§ **EXERCISE**
Answer with one figure only, the number of lines below in which "Parameter" occurs.

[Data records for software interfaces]
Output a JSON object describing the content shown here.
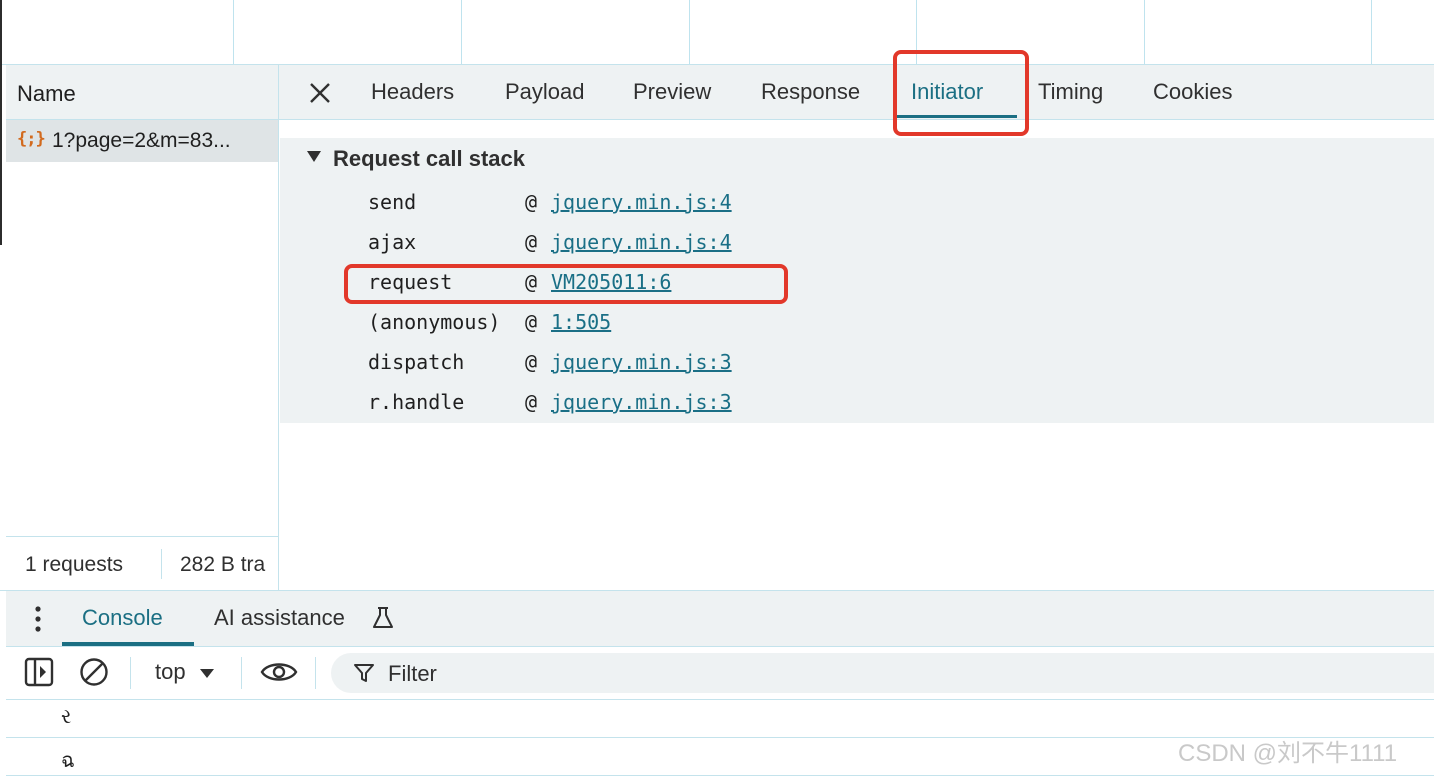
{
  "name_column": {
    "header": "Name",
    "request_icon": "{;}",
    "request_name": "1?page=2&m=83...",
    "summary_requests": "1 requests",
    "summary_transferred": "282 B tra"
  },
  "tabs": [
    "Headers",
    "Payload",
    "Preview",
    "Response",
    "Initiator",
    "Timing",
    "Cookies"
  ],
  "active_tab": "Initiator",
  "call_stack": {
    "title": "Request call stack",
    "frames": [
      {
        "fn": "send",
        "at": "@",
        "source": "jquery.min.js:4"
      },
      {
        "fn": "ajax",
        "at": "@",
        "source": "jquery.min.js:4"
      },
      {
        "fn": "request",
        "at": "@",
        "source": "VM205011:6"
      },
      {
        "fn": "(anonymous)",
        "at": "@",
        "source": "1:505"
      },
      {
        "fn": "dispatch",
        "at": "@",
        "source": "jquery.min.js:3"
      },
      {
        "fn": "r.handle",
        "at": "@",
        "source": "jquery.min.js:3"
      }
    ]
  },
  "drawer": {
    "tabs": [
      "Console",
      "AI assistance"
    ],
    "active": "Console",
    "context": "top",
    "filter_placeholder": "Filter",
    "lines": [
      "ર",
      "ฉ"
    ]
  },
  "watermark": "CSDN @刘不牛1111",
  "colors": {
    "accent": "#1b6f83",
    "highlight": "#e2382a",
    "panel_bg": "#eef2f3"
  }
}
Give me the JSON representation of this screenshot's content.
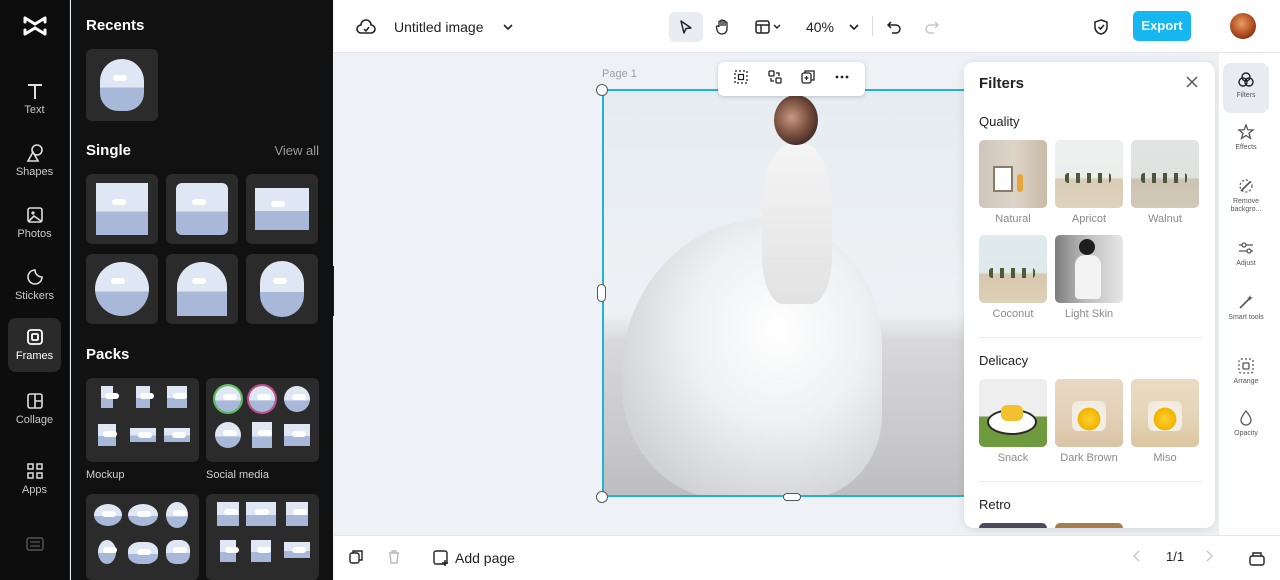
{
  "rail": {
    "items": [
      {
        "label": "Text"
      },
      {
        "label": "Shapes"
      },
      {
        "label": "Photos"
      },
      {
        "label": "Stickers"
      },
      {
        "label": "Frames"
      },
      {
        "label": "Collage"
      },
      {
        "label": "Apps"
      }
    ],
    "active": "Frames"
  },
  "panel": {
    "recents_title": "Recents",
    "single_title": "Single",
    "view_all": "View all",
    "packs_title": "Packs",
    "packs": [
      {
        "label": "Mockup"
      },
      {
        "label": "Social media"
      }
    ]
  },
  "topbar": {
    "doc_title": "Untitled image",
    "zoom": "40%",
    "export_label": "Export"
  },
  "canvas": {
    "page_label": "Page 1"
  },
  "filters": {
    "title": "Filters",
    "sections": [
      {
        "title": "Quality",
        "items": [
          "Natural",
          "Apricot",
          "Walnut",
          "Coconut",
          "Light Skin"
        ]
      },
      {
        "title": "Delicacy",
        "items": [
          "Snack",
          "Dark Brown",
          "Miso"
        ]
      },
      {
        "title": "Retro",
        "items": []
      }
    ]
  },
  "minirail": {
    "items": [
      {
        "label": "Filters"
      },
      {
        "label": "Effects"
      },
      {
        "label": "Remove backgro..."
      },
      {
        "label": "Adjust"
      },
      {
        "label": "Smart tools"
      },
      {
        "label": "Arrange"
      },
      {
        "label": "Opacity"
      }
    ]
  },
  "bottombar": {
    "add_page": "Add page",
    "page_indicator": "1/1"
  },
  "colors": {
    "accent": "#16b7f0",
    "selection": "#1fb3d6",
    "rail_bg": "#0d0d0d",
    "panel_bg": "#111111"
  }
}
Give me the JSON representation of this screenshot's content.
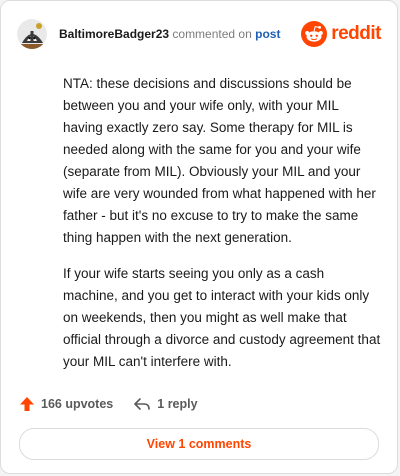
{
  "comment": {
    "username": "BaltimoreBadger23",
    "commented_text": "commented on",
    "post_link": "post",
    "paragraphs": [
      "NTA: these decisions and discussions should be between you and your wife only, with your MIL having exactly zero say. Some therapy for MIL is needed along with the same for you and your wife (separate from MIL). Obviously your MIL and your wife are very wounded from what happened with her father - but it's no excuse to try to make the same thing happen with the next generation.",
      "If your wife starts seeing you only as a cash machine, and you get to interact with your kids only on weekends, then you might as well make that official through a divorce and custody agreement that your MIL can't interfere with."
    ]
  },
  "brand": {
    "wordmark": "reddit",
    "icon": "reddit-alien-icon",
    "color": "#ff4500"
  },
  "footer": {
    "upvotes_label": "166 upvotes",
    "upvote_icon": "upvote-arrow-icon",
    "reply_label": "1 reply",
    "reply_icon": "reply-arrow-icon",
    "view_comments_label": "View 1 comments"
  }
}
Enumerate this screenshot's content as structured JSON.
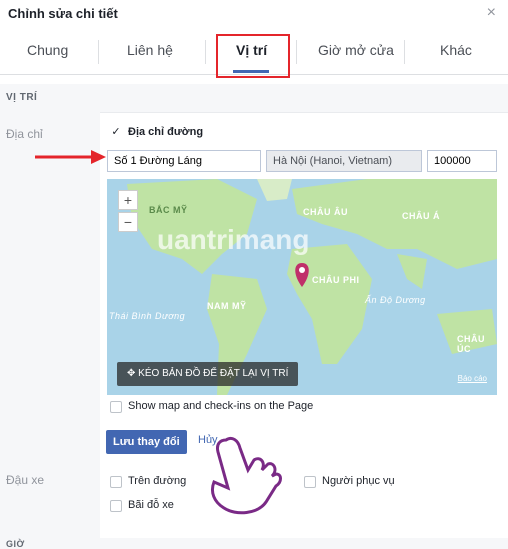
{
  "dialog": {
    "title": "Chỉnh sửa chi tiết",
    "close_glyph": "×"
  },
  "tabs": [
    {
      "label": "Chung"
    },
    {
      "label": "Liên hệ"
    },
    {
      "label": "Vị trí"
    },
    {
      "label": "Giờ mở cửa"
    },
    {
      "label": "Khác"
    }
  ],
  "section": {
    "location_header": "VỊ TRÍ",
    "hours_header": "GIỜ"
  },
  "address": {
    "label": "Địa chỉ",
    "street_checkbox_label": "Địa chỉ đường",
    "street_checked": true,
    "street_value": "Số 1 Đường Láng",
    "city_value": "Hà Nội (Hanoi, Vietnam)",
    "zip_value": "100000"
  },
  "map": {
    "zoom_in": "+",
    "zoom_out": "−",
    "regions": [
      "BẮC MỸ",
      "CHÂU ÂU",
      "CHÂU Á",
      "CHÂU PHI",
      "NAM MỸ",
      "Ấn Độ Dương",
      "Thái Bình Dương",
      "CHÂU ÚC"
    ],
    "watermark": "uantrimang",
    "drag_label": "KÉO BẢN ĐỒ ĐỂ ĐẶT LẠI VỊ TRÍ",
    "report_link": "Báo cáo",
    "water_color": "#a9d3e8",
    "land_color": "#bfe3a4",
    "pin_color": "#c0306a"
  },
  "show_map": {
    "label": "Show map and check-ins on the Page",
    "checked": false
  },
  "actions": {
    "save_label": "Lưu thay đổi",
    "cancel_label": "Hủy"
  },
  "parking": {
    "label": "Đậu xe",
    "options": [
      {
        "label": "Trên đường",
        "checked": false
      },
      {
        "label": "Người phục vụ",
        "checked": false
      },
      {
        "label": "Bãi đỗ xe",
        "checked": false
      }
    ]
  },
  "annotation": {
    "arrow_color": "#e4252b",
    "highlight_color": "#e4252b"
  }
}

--

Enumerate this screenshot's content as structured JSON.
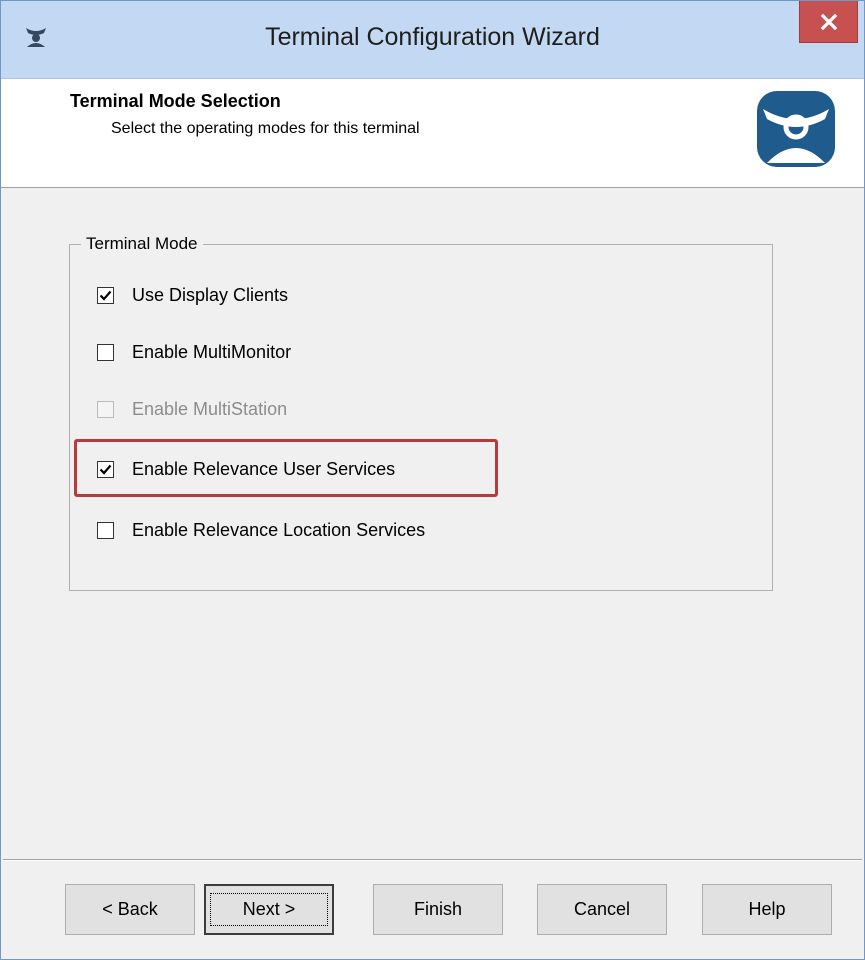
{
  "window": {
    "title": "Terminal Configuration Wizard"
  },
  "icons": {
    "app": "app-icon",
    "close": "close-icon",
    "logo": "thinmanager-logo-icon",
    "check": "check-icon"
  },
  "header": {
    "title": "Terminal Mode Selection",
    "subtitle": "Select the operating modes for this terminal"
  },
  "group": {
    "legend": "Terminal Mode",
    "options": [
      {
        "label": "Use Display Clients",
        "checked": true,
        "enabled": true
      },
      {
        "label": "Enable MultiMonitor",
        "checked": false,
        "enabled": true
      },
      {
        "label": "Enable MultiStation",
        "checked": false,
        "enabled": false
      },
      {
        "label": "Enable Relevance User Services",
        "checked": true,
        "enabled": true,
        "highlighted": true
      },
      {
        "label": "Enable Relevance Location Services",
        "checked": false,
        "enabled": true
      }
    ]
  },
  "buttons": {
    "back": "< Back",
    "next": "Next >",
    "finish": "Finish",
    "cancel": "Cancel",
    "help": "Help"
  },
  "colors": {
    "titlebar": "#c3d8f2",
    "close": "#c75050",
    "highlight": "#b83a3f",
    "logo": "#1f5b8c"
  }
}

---

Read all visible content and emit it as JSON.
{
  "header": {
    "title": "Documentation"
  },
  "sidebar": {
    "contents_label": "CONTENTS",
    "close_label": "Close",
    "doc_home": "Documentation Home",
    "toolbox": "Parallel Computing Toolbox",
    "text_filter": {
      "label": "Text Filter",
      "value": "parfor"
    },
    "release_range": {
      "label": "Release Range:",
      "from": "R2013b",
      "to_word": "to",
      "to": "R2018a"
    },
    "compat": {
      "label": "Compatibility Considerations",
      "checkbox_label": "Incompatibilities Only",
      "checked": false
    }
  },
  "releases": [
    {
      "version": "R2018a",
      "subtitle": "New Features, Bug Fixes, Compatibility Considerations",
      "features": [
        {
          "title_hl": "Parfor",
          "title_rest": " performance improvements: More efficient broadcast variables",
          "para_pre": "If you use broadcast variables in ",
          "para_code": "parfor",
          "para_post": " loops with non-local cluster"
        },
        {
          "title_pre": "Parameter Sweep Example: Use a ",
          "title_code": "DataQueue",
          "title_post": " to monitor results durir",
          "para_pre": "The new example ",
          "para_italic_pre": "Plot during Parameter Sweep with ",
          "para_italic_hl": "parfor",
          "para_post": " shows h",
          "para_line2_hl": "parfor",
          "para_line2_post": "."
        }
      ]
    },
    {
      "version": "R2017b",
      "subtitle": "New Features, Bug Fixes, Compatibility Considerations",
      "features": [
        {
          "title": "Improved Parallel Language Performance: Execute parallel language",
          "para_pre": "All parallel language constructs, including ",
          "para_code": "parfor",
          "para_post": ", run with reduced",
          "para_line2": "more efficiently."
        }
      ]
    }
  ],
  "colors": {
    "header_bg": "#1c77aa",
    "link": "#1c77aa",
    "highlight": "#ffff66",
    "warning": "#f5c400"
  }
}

§ **SOLUTION**
2